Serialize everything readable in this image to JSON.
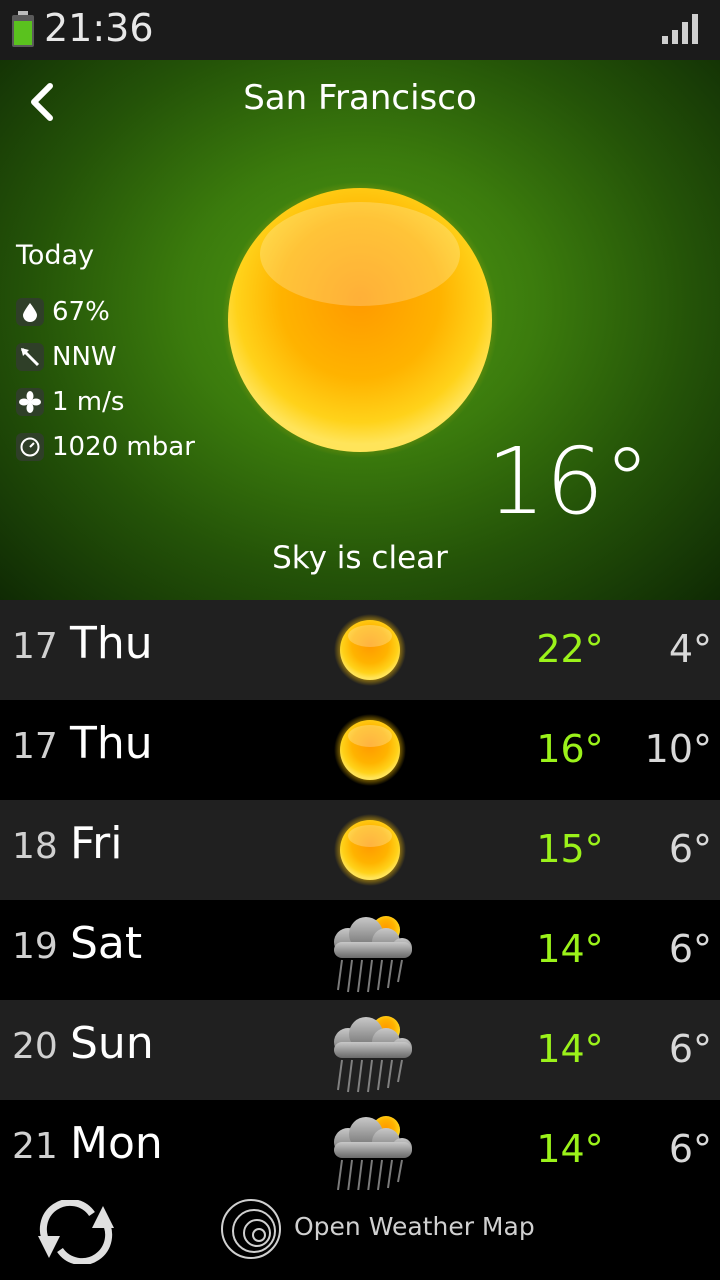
{
  "status": {
    "time": "21:36"
  },
  "header": {
    "city": "San Francisco"
  },
  "today": {
    "label": "Today",
    "humidity": "67%",
    "wind_direction": "NNW",
    "wind_speed": "1 m/s",
    "pressure": "1020 mbar",
    "temperature": "16°",
    "description": "Sky is clear"
  },
  "forecast": [
    {
      "date": "17",
      "day": "Thu",
      "icon": "sun-icon",
      "high": "22°",
      "low": "4°"
    },
    {
      "date": "17",
      "day": "Thu",
      "icon": "sun-icon",
      "high": "16°",
      "low": "10°"
    },
    {
      "date": "18",
      "day": "Fri",
      "icon": "sun-icon",
      "high": "15°",
      "low": "6°"
    },
    {
      "date": "19",
      "day": "Sat",
      "icon": "rain-cloud-sun-icon",
      "high": "14°",
      "low": "6°"
    },
    {
      "date": "20",
      "day": "Sun",
      "icon": "rain-cloud-sun-icon",
      "high": "14°",
      "low": "6°"
    },
    {
      "date": "21",
      "day": "Mon",
      "icon": "rain-cloud-sun-icon",
      "high": "14°",
      "low": "6°"
    }
  ],
  "footer": {
    "provider": "Open Weather Map"
  },
  "colors": {
    "high_temp": "#9bf21a",
    "low_temp": "#d8d8d8",
    "hero_green": "#3b7b0d"
  }
}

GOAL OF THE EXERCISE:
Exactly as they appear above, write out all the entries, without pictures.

EXERCISE SOLUTION:
Serialize everything readable in this image to JSON.
{
  "status": {
    "time": "21:36"
  },
  "header": {
    "city": "San Francisco"
  },
  "today": {
    "label": "Today",
    "humidity": "67%",
    "wind_direction": "NNW",
    "wind_speed": "1 m/s",
    "pressure": "1020 mbar",
    "temperature": "16°",
    "description": "Sky is clear"
  },
  "forecast": [
    {
      "date": "17",
      "day": "Thu",
      "icon": "sun-icon",
      "high": "22°",
      "low": "4°"
    },
    {
      "date": "17",
      "day": "Thu",
      "icon": "sun-icon",
      "high": "16°",
      "low": "10°"
    },
    {
      "date": "18",
      "day": "Fri",
      "icon": "sun-icon",
      "high": "15°",
      "low": "6°"
    },
    {
      "date": "19",
      "day": "Sat",
      "icon": "rain-cloud-sun-icon",
      "high": "14°",
      "low": "6°"
    },
    {
      "date": "20",
      "day": "Sun",
      "icon": "rain-cloud-sun-icon",
      "high": "14°",
      "low": "6°"
    },
    {
      "date": "21",
      "day": "Mon",
      "icon": "rain-cloud-sun-icon",
      "high": "14°",
      "low": "6°"
    }
  ],
  "footer": {
    "provider": "Open Weather Map"
  },
  "colors": {
    "high_temp": "#9bf21a",
    "low_temp": "#d8d8d8",
    "hero_green": "#3b7b0d"
  }
}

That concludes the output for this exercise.